On entering the ward, I saw the lady looking very dignified, with the most beautiful white hair, but also looking very confused and worried.   I introduced myself, smiled and waited, talking about such mundane things as the weather, without much response … then I mentioned that I had heard she loved singing …

She flung her arms wide and sang “Yes,  how wonderful!”  I talked for a while about my limited knowledge of singing and classical music; then she said “Let’s sing!”  As I said:  enthusiastic, not competent, but with nothing to lose but my dignity, I sang with her – no recognisable song, just la la las, accompanied by extravagant operatic-type arm gestures from both of us.  My side of this duet was far from tuneful, but this lovely patient lady took it upon herself to attempt to teach me to sing in tune, or at least in a way which would harmonise with her.   She was patient, although she did giggle deliciously when I made strangled attempts to sing at the same pitch as her.   Eventually we had some sort of call and response duet going on in the corner of a hospital ward:  our own little musical world.

I gradually became aware that we were being watched.  Other patients, and some staff, were looking.  Slightly embarrassed, I let my voice tail off.  However, my wonderful, patient singing teacher was having none of it.  She sang “No-o-o, you must sing …”, so I did.   We were communicating – ok, in a slightly unusual way and it certainly got us noticed.  However, my new friend was not in the slightest bit embarrassed.  She was a singer; to her, I was also a singer and that was all that mattered.  She was happy.  I was happy, although slightly more self-conscious than her.  We had made a connection.  Speech could not achieve this.  Music did.

I continued to see this lady for several weeks and, each time, we sang to, and with, each other.  One day, just before Christmas, I was greeted in the Ward corridor by my lovely friend, wearing a festive red coat, ready to go home.  She sang from one end of the corridor to me at the other end of the corridor with no inhibitions at all.  When we reached each other, she opened her arms wide for a hug and told me she was going home at last.  I was pleased to know that, but sad that I would probably not see her again.

I hope she is happily singing away with those who are taking care of her.  I hope they understand.  I hope they are not embarrassed at singing with her wherever they are – in the street, in the supermarket, wherever …  I hope she is teaching them as she taught me.
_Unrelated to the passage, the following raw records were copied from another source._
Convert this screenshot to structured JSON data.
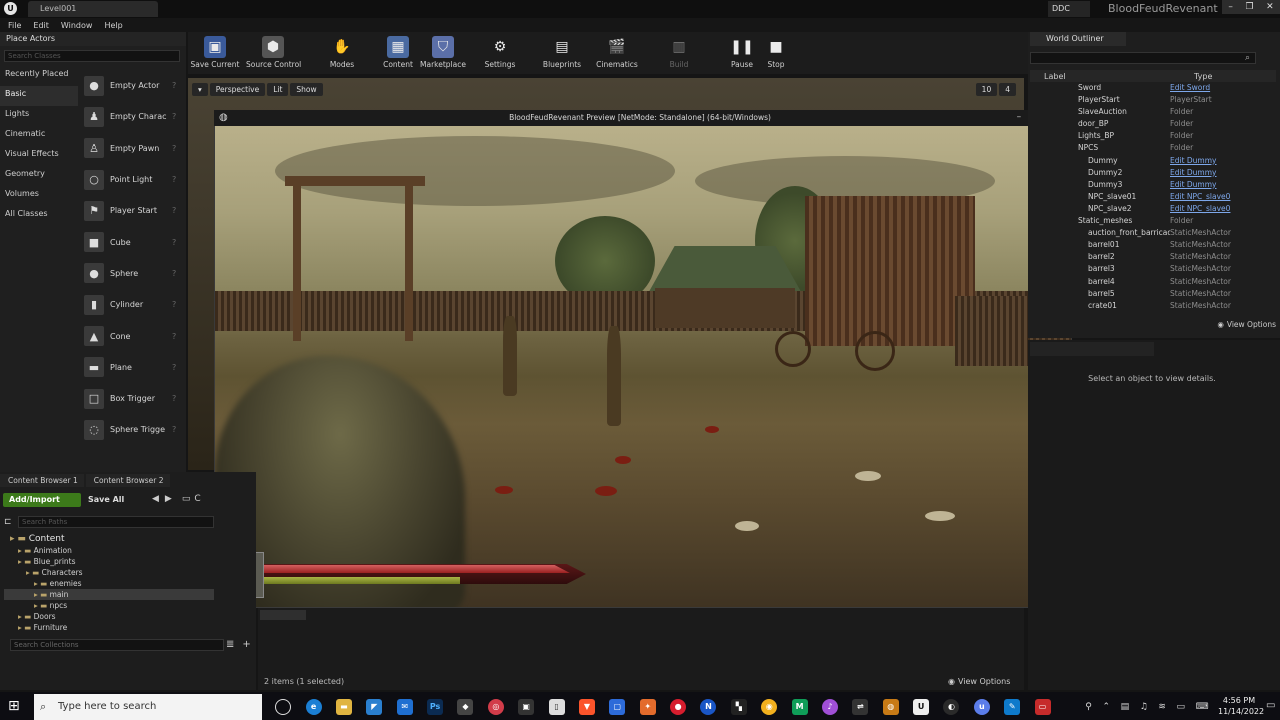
{
  "titlebar": {
    "level_tab": "Level001",
    "ddc_label": "DDC",
    "project_name": "BloodFeudRevenant",
    "minimize": "–",
    "restore": "❐",
    "close": "✕"
  },
  "menu": [
    "File",
    "Edit",
    "Window",
    "Help"
  ],
  "place_actors": {
    "title": "Place Actors",
    "search_placeholder": "Search Classes",
    "categories": [
      "Recently Placed",
      "Basic",
      "Lights",
      "Cinematic",
      "Visual Effects",
      "Geometry",
      "Volumes",
      "All Classes"
    ],
    "selected_category": "Basic",
    "items": [
      "Empty Actor",
      "Empty Charac",
      "Empty Pawn",
      "Point Light",
      "Player Start",
      "Cube",
      "Sphere",
      "Cylinder",
      "Cone",
      "Plane",
      "Box Trigger",
      "Sphere Trigge"
    ]
  },
  "toolbar": {
    "buttons": [
      "Save Current",
      "Source Control",
      "Modes",
      "Content",
      "Marketplace",
      "Settings",
      "Blueprints",
      "Cinematics",
      "Build",
      "Pause",
      "Stop"
    ]
  },
  "viewport": {
    "perspective": "Perspective",
    "lit": "Lit",
    "show": "Show",
    "grid_snap": "10",
    "camera_speed": "4"
  },
  "game_window": {
    "title": "BloodFeudRevenant Preview [NetMode: Standalone]  (64-bit/Windows)",
    "health_pct": 95,
    "stamina_pct": 61
  },
  "outliner": {
    "title": "World Outliner",
    "col_label": "Label",
    "col_type": "Type",
    "rows": [
      {
        "label": "Sword",
        "type": "Edit Sword",
        "link": true
      },
      {
        "label": "PlayerStart",
        "type": "PlayerStart",
        "link": false
      },
      {
        "label": "SlaveAuction",
        "type": "Folder",
        "link": false
      },
      {
        "label": "door_BP",
        "type": "Folder",
        "link": false
      },
      {
        "label": "Lights_BP",
        "type": "Folder",
        "link": false
      },
      {
        "label": "NPCS",
        "type": "Folder",
        "link": false
      },
      {
        "label": "Dummy",
        "type": "Edit Dummy",
        "link": true
      },
      {
        "label": "Dummy2",
        "type": "Edit Dummy",
        "link": true
      },
      {
        "label": "Dummy3",
        "type": "Edit Dummy",
        "link": true
      },
      {
        "label": "NPC_slave01",
        "type": "Edit NPC_slave0",
        "link": true
      },
      {
        "label": "NPC_slave2",
        "type": "Edit NPC_slave0",
        "link": true
      },
      {
        "label": "Static_meshes",
        "type": "Folder",
        "link": false
      },
      {
        "label": "auction_front_barricade",
        "type": "StaticMeshActor",
        "link": false
      },
      {
        "label": "barrel01",
        "type": "StaticMeshActor",
        "link": false
      },
      {
        "label": "barrel2",
        "type": "StaticMeshActor",
        "link": false
      },
      {
        "label": "barrel3",
        "type": "StaticMeshActor",
        "link": false
      },
      {
        "label": "barrel4",
        "type": "StaticMeshActor",
        "link": false
      },
      {
        "label": "barrel5",
        "type": "StaticMeshActor",
        "link": false
      },
      {
        "label": "crate01",
        "type": "StaticMeshActor",
        "link": false
      }
    ],
    "view_options": "View Options"
  },
  "details": {
    "message": "Select an object to view details."
  },
  "content_browser": {
    "tabs": [
      "Content Browser 1",
      "Content Browser 2"
    ],
    "add_import": "Add/Import",
    "save_all": "Save All",
    "cut_label": "C",
    "search_paths_placeholder": "Search Paths",
    "tree": [
      {
        "label": "Content",
        "level": 0
      },
      {
        "label": "Animation",
        "level": 1
      },
      {
        "label": "Blue_prints",
        "level": 1
      },
      {
        "label": "Characters",
        "level": 2
      },
      {
        "label": "enemies",
        "level": 3
      },
      {
        "label": "main",
        "level": 3,
        "selected": true
      },
      {
        "label": "npcs",
        "level": 3
      },
      {
        "label": "Doors",
        "level": 1
      },
      {
        "label": "Furniture",
        "level": 1
      }
    ],
    "search_collections_placeholder": "Search Collections",
    "status": "2 items (1 selected)",
    "view_options": "View Options"
  },
  "taskbar": {
    "search_placeholder": "Type here to search",
    "time": "4:56 PM",
    "date": "11/14/2022"
  },
  "colors": {
    "add_import_green": "#3c7a1a",
    "link_blue": "#7da7ea",
    "health_red": "#c84848",
    "stamina_yellow": "#a9b545"
  }
}
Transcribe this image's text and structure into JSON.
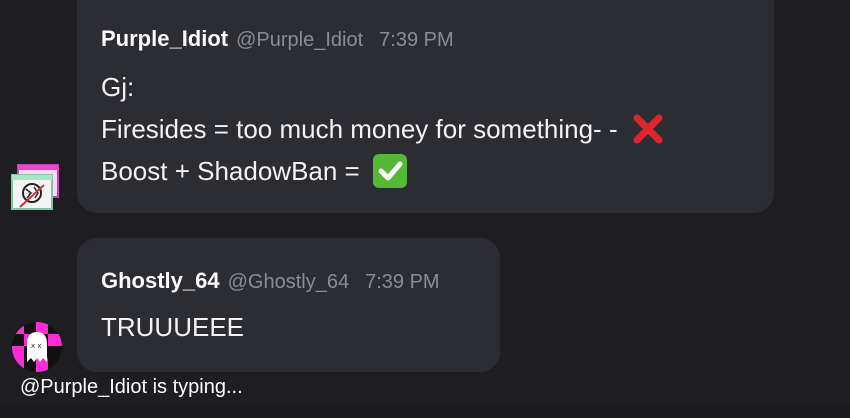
{
  "messages": [
    {
      "author": "Purple_Idiot",
      "handle": "@Purple_Idiot",
      "time": "7:39 PM",
      "lines": [
        "Gj:",
        "Firesides = too much money for something- -",
        "Boost + ShadowBan ="
      ],
      "emojis": [
        "cross-mark-emoji",
        "check-mark-button-emoji"
      ]
    },
    {
      "author": "Ghostly_64",
      "handle": "@Ghostly_64",
      "time": "7:39 PM",
      "lines": [
        "TRUUUEEE"
      ]
    }
  ],
  "typing_indicator": "@Purple_Idiot is typing...",
  "colors": {
    "background": "#1d1d22",
    "bubble": "#2c2c33",
    "muted_text": "#8b8b94",
    "cross_red": "#e0242c",
    "check_green": "#55b938",
    "ghost_avatar_pink": "#ff2bd6"
  }
}
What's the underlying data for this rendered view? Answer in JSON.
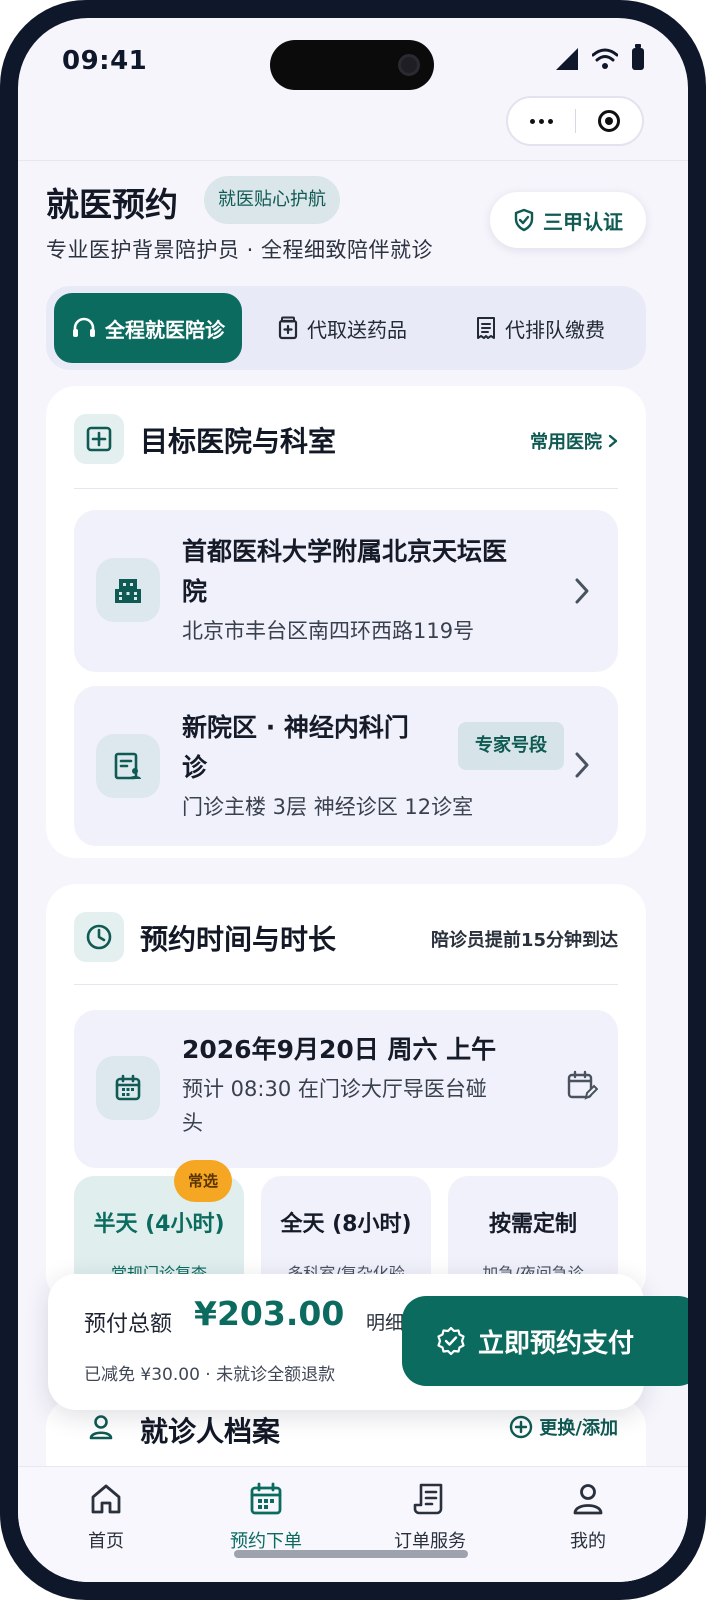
{
  "status": {
    "time": "09:41"
  },
  "header": {
    "title": "就医预约",
    "tag": "就医贴心护航",
    "cert_badge": "三甲认证",
    "subtitle": "专业医护背景陪护员 · 全程细致陪伴就诊"
  },
  "tabs": [
    {
      "label": "全程就医陪诊",
      "icon": "headset-icon",
      "active": true
    },
    {
      "label": "代取送药品",
      "icon": "medicine-box-icon",
      "active": false
    },
    {
      "label": "代排队缴费",
      "icon": "receipt-icon",
      "active": false
    }
  ],
  "hospital_section": {
    "title": "目标医院与科室",
    "link": "常用医院",
    "hospital": {
      "name_line1": "首都医科大学附属北京天坛医",
      "name_line2": "院",
      "address": "北京市丰台区南四环西路119号"
    },
    "department": {
      "name_line1": "新院区 · 神经内科门",
      "name_line2": "诊",
      "tag": "专家号段",
      "location": "门诊主楼 3层 神经诊区 12诊室"
    }
  },
  "time_section": {
    "title": "预约时间与时长",
    "note": "陪诊员提前15分钟到达",
    "date": "2026年9月20日 周六 上午",
    "meet_line1": "预计 08:30 在门诊大厅导医台碰",
    "meet_line2": "头",
    "durations": [
      {
        "title": "半天 (4小时)",
        "sub": "常规门诊复查",
        "badge": "常选",
        "selected": true
      },
      {
        "title": "全天 (8小时)",
        "sub": "多科室/复杂化验",
        "selected": false
      },
      {
        "title": "按需定制",
        "sub": "加急/夜间急诊",
        "selected": false
      }
    ]
  },
  "patient_section": {
    "title": "就诊人档案",
    "link": "更换/添加"
  },
  "paybar": {
    "label": "预付总额",
    "amount": "¥203.00",
    "detail": "明细",
    "note": "已减免 ¥30.00 · 未就诊全额退款",
    "button": "立即预约支付"
  },
  "nav": [
    {
      "label": "首页",
      "icon": "home-icon",
      "active": false
    },
    {
      "label": "预约下单",
      "icon": "calendar-icon",
      "active": true
    },
    {
      "label": "订单服务",
      "icon": "order-icon",
      "active": false
    },
    {
      "label": "我的",
      "icon": "user-icon",
      "active": false
    }
  ],
  "colors": {
    "primary": "#0c6b5f",
    "accent_badge": "#f5a623",
    "background": "#f6f5fc"
  }
}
As I said goodbye for the final time, she took both my hands, gave me a huge hug and kiss on the cheek and said “Thank you for the music.”

I can’t add anything more.